For 25 years, she painted in Baltimore (1822–1847), with occasional trips to Washington, DC, where she attended sessions of Congress and painted portraits of men in the government. More than 100 commissioned portrait paintings are known from her time in Baltimore and she was the most prolific artist in the city during that era. Her subjects were wealthy Baltimore residents and politicians from Washington DC.
In 1847, Sarah Peale decided to move to St. Louis, Missouri. Anticipating her arrival, the St. Louis Weekly Reveille announced:
Miss Sarah M. Peale intends visiting our city the approaching fall, for the purpose of painting several portraits. Four specimens from the pencil of this lady are now in the Missouri bank, and they clearly prove her title to rank among the first of American artists.
Peale became independently successful in St. Louis and continued to earn a living through her work. She became successful as a painter of portraits, mainly of politicians and military figures, and the occasional still life, while working in St. Louis (1847-1878). There, she continued to be a leading portrait painter of her day.
Records show that Peale received many more portrait commissions than celebrated male painters of that time, such as Thomas Sully and John Vanderlyn. Most of her work from this era is in private hands and not available for viewing.
Around 1860 Peale inexplicably returned to painting still lifes, but with more natural arrangements than her earlier works. She won numerous awards for these works, as well.
Image: Still Life with Flowers and Book
Sarah Peale returned to Philadelphia in 1878, having lived away from home for more than fifty years, first in Baltimore, and then in St. Louis. She spent the last years of her life in Philadelphia, living with her sisters, Anna Claypoole Peale (1791-1878) and Margaretta Angelica Peale (1795-1882). Like her sisters, Sarah never married, preferring to devote her energies to her career.
Sarah Miriam Peale died February 4, 1885 at age 85, and was buried at the Gloria Dei (Old Swedes’) Church.

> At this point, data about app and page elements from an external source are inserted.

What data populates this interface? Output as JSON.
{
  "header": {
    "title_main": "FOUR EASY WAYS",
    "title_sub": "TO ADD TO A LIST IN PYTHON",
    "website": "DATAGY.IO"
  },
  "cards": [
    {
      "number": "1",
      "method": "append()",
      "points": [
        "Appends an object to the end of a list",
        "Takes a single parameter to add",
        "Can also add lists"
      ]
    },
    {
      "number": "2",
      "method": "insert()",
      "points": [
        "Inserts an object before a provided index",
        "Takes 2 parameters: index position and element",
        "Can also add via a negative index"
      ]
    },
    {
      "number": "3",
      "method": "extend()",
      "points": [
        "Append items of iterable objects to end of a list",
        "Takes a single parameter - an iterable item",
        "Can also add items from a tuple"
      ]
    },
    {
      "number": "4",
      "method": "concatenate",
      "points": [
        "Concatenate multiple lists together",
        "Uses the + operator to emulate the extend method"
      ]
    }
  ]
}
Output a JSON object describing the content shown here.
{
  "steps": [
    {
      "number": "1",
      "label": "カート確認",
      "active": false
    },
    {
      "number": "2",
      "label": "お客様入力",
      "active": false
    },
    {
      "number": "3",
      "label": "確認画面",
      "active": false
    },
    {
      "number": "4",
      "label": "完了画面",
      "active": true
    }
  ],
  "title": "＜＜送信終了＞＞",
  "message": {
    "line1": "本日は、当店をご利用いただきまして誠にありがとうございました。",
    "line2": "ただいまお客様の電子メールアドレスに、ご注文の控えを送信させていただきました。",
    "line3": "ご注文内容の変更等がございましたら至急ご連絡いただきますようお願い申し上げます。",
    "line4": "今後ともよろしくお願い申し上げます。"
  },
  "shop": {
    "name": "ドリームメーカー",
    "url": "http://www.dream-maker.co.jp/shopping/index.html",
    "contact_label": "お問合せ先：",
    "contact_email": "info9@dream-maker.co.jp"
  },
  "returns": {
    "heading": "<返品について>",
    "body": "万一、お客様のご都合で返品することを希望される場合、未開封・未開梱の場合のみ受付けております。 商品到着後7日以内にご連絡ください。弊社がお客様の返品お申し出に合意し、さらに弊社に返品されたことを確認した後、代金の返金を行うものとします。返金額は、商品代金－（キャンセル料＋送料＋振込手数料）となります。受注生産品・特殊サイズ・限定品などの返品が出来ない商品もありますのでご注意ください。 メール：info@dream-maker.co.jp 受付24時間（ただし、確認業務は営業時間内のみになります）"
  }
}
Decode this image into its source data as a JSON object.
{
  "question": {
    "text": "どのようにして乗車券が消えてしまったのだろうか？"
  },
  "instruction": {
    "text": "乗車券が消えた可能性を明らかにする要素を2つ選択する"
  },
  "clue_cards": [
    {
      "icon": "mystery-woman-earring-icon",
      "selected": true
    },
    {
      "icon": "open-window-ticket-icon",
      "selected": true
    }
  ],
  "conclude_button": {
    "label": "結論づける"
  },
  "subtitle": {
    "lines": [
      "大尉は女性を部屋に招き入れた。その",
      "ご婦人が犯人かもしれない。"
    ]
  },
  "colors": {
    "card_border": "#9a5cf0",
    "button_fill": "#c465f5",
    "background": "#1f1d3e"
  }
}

Sarah Miriam Peale is noted as a portrait painter, mainly of politicians and military figures. Marquis de Lafayette sat for her four times. She won numerous awards throughout her life, and she was one of the first women in the United States to achieve professional recognition as an artist. She maintained a career for more than fifty years and supported herself without marrying, which was almost unheard of in the mid-nineteenth century.